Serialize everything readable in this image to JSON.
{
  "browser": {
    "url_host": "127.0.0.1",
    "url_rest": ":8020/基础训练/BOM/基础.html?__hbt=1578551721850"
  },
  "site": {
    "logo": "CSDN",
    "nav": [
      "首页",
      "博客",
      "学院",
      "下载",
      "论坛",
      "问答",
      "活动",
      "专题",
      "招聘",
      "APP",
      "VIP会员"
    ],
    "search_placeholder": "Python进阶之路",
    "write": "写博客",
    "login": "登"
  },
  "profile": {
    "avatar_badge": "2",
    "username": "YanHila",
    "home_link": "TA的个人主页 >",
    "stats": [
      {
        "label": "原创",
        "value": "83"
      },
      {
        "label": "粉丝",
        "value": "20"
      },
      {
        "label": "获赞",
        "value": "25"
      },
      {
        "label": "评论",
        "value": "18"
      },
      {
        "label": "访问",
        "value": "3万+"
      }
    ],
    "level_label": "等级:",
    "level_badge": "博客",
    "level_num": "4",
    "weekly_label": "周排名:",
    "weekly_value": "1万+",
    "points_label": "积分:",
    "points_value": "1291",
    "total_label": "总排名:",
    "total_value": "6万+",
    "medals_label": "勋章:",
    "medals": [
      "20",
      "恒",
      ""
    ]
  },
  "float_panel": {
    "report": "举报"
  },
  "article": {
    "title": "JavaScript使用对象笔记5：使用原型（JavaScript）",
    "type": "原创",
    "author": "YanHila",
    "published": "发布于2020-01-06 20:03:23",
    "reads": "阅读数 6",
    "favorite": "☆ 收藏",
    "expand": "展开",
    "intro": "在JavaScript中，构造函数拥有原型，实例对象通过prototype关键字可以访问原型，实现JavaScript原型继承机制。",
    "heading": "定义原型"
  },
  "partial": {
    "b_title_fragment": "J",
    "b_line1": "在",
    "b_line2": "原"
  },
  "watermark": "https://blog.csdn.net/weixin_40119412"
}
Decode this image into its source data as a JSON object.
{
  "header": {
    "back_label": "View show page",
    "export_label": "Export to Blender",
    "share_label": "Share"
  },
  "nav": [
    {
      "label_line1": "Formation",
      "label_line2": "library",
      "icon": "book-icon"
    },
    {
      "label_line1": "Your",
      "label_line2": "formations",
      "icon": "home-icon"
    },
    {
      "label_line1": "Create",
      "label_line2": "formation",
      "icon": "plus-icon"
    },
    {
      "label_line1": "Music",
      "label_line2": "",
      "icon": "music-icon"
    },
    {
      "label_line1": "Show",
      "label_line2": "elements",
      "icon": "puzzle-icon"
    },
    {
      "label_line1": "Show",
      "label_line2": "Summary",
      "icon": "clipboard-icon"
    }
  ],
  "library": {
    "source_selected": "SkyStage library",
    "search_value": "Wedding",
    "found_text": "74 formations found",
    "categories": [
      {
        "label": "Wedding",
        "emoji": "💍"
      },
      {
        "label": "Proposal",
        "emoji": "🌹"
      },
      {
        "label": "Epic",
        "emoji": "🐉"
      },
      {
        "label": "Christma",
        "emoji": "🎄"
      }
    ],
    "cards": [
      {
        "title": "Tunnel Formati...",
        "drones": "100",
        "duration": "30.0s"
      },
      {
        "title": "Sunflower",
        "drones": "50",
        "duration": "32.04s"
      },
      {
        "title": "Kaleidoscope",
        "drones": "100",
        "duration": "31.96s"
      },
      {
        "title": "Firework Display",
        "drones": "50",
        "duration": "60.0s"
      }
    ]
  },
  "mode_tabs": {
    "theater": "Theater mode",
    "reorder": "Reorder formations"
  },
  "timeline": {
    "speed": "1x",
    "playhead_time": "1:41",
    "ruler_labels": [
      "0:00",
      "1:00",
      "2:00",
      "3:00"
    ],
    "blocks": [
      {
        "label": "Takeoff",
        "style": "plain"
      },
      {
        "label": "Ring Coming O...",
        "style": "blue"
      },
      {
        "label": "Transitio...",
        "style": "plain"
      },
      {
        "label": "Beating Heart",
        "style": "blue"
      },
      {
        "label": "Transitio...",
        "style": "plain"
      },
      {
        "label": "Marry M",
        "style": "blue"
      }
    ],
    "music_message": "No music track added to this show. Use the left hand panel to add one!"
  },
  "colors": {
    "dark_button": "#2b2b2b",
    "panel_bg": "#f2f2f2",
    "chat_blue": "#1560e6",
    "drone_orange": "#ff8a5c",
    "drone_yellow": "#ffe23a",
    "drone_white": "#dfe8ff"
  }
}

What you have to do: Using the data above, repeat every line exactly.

Written response:
Serialize everything readable in this image to JSON.
{
  "browser": {
    "url_host": "127.0.0.1",
    "url_rest": ":8020/基础训练/BOM/基础.html?__hbt=1578551721850"
  },
  "site": {
    "logo": "CSDN",
    "nav": [
      "首页",
      "博客",
      "学院",
      "下载",
      "论坛",
      "问答",
      "活动",
      "专题",
      "招聘",
      "APP",
      "VIP会员"
    ],
    "search_placeholder": "Python进阶之路",
    "write": "写博客",
    "login": "登"
  },
  "profile": {
    "avatar_badge": "2",
    "username": "YanHila",
    "home_link": "TA的个人主页 >",
    "stats": [
      {
        "label": "原创",
        "value": "83"
      },
      {
        "label": "粉丝",
        "value": "20"
      },
      {
        "label": "获赞",
        "value": "25"
      },
      {
        "label": "评论",
        "value": "18"
      },
      {
        "label": "访问",
        "value": "3万+"
      }
    ],
    "level_label": "等级:",
    "level_badge": "博客",
    "level_num": "4",
    "weekly_label": "周排名:",
    "weekly_value": "1万+",
    "points_label": "积分:",
    "points_value": "1291",
    "total_label": "总排名:",
    "total_value": "6万+",
    "medals_label": "勋章:",
    "medals": [
      "20",
      "恒",
      ""
    ]
  },
  "float_panel": {
    "report": "举报"
  },
  "article": {
    "title": "JavaScript使用对象笔记5：使用原型（JavaScript）",
    "type": "原创",
    "author": "YanHila",
    "published": "发布于2020-01-06 20:03:23",
    "reads": "阅读数 6",
    "favorite": "☆ 收藏",
    "expand": "展开",
    "intro": "在JavaScript中，构造函数拥有原型，实例对象通过prototype关键字可以访问原型，实现JavaScript原型继承机制。",
    "heading": "定义原型"
  },
  "partial": {
    "b_title_fragment": "J",
    "b_line1": "在",
    "b_line2": "原"
  },
  "watermark": "https://blog.csdn.net/weixin_40119412"
}
Decode this image into its source data as a JSON object.
{
  "header": {
    "back_label": "View show page",
    "export_label": "Export to Blender",
    "share_label": "Share"
  },
  "nav": [
    {
      "label_line1": "Formation",
      "label_line2": "library",
      "icon": "book-icon"
    },
    {
      "label_line1": "Your",
      "label_line2": "formations",
      "icon": "home-icon"
    },
    {
      "label_line1": "Create",
      "label_line2": "formation",
      "icon": "plus-icon"
    },
    {
      "label_line1": "Music",
      "label_line2": "",
      "icon": "music-icon"
    },
    {
      "label_line1": "Show",
      "label_line2": "elements",
      "icon": "puzzle-icon"
    },
    {
      "label_line1": "Show",
      "label_line2": "Summary",
      "icon": "clipboard-icon"
    }
  ],
  "library": {
    "source_selected": "SkyStage library",
    "search_value": "Wedding",
    "found_text": "74 formations found",
    "categories": [
      {
        "label": "Wedding",
        "emoji": "💍"
      },
      {
        "label": "Proposal",
        "emoji": "🌹"
      },
      {
        "label": "Epic",
        "emoji": "🐉"
      },
      {
        "label": "Christma",
        "emoji": "🎄"
      }
    ],
    "cards": [
      {
        "title": "Tunnel Formati...",
        "drones": "100",
        "duration": "30.0s"
      },
      {
        "title": "Sunflower",
        "drones": "50",
        "duration": "32.04s"
      },
      {
        "title": "Kaleidoscope",
        "drones": "100",
        "duration": "31.96s"
      },
      {
        "title": "Firework Display",
        "drones": "50",
        "duration": "60.0s"
      }
    ]
  },
  "mode_tabs": {
    "theater": "Theater mode",
    "reorder": "Reorder formations"
  },
  "timeline": {
    "speed": "1x",
    "playhead_time": "1:41",
    "ruler_labels": [
      "0:00",
      "1:00",
      "2:00",
      "3:00"
    ],
    "blocks": [
      {
        "label": "Takeoff",
        "style": "plain"
      },
      {
        "label": "Ring Coming O...",
        "style": "blue"
      },
      {
        "label": "Transitio...",
        "style": "plain"
      },
      {
        "label": "Beating Heart",
        "style": "blue"
      },
      {
        "label": "Transitio...",
        "style": "plain"
      },
      {
        "label": "Marry M",
        "style": "blue"
      }
    ],
    "music_message": "No music track added to this show. Use the left hand panel to add one!"
  },
  "colors": {
    "dark_button": "#2b2b2b",
    "panel_bg": "#f2f2f2",
    "chat_blue": "#1560e6",
    "drone_orange": "#ff8a5c",
    "drone_yellow": "#ffe23a",
    "drone_white": "#dfe8ff"
  }
}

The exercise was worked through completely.